RECORDS FOR THIS TASK:
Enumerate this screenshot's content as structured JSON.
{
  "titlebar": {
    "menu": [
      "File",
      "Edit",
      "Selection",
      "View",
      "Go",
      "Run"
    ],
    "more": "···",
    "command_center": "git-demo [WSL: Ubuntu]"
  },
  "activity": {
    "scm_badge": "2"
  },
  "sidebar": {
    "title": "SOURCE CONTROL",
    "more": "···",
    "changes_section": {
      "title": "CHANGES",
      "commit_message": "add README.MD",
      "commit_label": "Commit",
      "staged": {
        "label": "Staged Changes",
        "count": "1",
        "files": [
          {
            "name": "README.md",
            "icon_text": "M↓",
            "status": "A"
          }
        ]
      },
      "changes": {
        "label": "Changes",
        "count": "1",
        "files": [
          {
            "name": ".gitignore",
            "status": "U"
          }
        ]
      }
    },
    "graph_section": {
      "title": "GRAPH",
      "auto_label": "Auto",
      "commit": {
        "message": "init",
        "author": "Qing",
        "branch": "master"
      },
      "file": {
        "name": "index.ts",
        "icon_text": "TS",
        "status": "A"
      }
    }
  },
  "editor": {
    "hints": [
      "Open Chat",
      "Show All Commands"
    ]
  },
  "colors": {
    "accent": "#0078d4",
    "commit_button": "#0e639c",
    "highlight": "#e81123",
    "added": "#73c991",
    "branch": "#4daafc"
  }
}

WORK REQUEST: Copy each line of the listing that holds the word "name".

TASK RESULT:
            "name": "README.md",
            "name": ".gitignore",
        "name": "index.ts",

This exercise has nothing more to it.